Records to process ->
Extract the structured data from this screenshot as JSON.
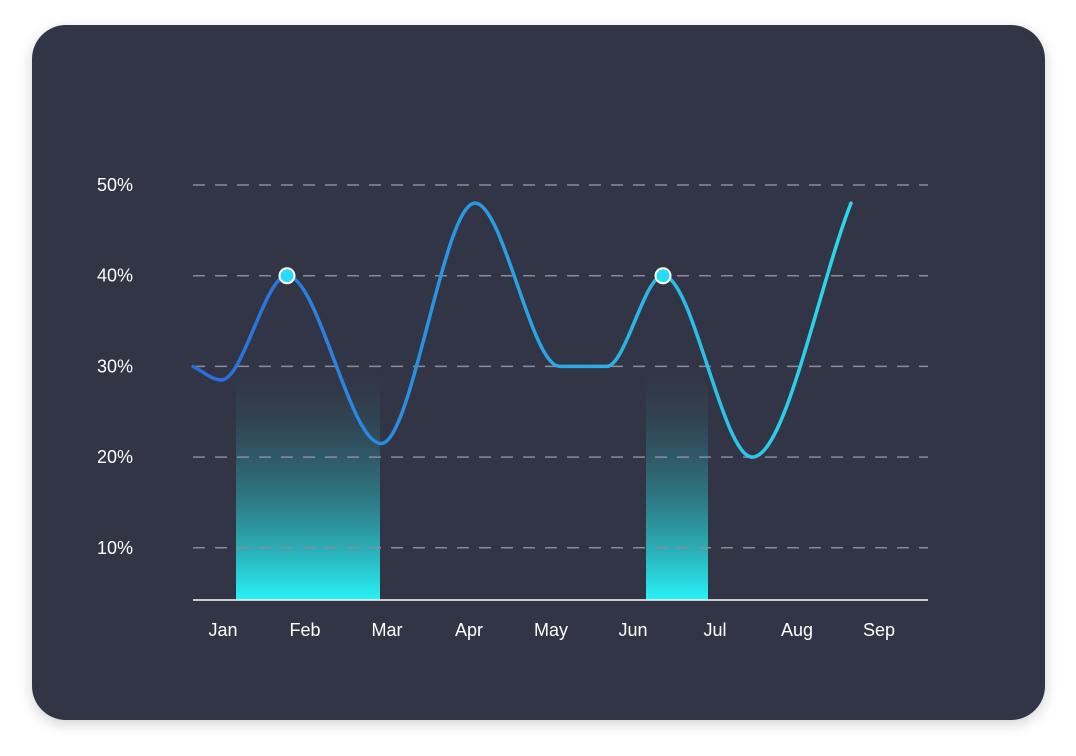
{
  "chart_data": {
    "type": "line",
    "title": "",
    "xlabel": "",
    "ylabel": "",
    "categories": [
      "Jan",
      "Feb",
      "Mar",
      "Apr",
      "May",
      "Jun",
      "Jul",
      "Aug",
      "Sep"
    ],
    "y_ticks": [
      "10%",
      "20%",
      "30%",
      "40%",
      "50%"
    ],
    "ylim": [
      4,
      50
    ],
    "grid": true,
    "series": [
      {
        "x": [
          0.0,
          0.3,
          1.0,
          2.0,
          3.0,
          3.9,
          4.4,
          5.0,
          5.95,
          7.0
        ],
        "values": [
          30,
          28.5,
          40,
          21.5,
          48,
          30,
          30,
          40,
          20,
          48
        ],
        "highlight_points": [
          {
            "x": 1.0,
            "value": 40,
            "category": "Feb"
          },
          {
            "x": 5.0,
            "value": 40,
            "category": "Jul"
          }
        ]
      }
    ],
    "highlight_bands": [
      {
        "from": "Jan",
        "to": "Mar"
      },
      {
        "from": "Jun",
        "to": "Jul"
      }
    ],
    "colors": {
      "card_background": "#323545",
      "line_start": "#2a6bdc",
      "line_end": "#2ae6ef",
      "band_top": "#323545",
      "band_bottom": "#27f3f7",
      "grid": "#8a8c98",
      "axis": "#ffffff",
      "marker_fill": "#27dcfb",
      "text": "#ffffff"
    }
  }
}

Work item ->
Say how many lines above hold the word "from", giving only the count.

Exercise solution ->
3